Joubert said the fast moving consumer goods sector (FMCG) was under pressure and this was reflected in Mars Africa sales and trends.
There are over six million dogs and four million cats in SA, according to Mars Africa research, which represent a massive opportunity for pet food manufacturers and distributors. During tough economic times, instead of feeding pets specialised food, some consumers tend to cut back and either feed their animals human scraps or only make use of the products once a day.
Joubert said this is where education is key in educating people about the value of combined feeding and the products available to supplement pet care in households under economic pressure.
Chewing gum is another area that the consumer goods sector requires a focused strategy with "consistency at every till point".
A great deal of research goes into consumer behaviour and Joubert says that gum is always an impulse product and never makes it to a shopping list. To ensure sales of Wrigleys gum, Mars Africa positions the product close to tills, otherwise people do not remember to buy it.

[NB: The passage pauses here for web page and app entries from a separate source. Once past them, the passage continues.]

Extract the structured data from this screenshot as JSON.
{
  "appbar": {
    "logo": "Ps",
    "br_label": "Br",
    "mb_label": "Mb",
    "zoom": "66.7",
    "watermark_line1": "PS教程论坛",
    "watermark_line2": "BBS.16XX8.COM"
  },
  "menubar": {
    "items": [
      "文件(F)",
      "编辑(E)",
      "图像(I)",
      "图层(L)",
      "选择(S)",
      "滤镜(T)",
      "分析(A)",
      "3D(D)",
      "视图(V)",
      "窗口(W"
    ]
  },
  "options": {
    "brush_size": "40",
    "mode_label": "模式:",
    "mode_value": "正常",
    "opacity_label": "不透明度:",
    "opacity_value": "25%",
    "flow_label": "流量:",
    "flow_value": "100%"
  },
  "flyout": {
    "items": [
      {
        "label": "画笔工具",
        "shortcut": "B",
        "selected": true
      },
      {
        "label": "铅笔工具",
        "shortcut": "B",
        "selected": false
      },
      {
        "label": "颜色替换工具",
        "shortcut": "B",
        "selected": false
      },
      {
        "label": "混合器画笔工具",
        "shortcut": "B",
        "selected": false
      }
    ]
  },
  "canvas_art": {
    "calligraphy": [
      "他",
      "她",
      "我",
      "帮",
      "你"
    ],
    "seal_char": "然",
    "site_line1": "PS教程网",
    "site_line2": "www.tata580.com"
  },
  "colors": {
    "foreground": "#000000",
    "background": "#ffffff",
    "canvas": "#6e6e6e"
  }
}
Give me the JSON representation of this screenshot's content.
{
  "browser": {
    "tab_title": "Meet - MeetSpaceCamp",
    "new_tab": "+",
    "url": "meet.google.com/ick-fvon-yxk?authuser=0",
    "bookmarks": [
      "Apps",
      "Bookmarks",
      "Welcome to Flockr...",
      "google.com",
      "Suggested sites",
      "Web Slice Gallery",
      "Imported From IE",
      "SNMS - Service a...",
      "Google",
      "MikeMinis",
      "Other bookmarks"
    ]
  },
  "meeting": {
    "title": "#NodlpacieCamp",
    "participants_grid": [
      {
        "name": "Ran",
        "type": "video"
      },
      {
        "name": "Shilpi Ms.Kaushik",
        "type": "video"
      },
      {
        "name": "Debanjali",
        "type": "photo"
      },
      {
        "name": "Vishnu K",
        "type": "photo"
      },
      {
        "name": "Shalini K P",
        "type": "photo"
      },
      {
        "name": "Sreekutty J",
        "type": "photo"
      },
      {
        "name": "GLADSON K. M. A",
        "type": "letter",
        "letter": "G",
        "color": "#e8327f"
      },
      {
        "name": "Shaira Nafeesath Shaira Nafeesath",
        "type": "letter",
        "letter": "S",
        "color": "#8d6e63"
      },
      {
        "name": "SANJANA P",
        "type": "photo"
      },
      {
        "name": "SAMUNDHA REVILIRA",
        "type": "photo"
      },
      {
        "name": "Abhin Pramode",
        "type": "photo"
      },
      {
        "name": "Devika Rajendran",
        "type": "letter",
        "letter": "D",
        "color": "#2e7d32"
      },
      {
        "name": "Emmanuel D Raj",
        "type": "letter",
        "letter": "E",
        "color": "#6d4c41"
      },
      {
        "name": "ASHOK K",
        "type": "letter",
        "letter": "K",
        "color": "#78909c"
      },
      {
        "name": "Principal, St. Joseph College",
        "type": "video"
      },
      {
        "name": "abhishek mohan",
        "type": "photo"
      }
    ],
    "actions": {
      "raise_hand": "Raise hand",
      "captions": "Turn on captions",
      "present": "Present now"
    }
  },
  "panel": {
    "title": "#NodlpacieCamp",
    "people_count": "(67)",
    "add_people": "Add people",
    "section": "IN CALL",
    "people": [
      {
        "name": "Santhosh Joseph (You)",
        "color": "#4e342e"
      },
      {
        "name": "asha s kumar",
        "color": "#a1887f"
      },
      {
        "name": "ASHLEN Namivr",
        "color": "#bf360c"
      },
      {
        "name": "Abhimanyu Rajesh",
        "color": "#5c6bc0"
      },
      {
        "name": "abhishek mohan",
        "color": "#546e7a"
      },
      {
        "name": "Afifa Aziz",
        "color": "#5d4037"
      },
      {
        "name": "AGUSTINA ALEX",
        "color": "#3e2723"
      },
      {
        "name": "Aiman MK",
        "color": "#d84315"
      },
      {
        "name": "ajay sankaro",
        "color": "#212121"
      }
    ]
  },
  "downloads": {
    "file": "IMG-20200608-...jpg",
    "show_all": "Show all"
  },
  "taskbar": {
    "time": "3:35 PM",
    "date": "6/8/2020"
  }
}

There is also the trend of younger people buying fruit flavours and customers over the age of 25, preferring mint brands.
Female succession plan
Joubert was appointed as General Manager Southern Africa for Mars Multisales Africa in November and was previously head of sales at the company. She began her career in medical equipment sales, having with a degree in Medical Technology from then Rau university, currently the University of Johannesburg.
She manages the local unit's operations of importing products from the Netherlands, Poland, Thailand and Australia as well as manufacturing plants in South Africa. Joubert also oversees the rest of Africa business with strong performance in Nigerian and Kenyan markets.
Joubert believes that for women to get ahead in the workplace, they need to be identified in a succession plan, early and this cannot be done on an ad-hoc basis as it often is with SA businesses.
The question of women business leaders has been brought to the fore again by the departure of Maria Ramos as CEO of Absa Bank at the end of February. She was the only female head of a TOP 40 listed company on the Johannesburg Stock Exchange.
Joubert said it is also important to understand women's needs in the workplace with world-life balance and parental time off.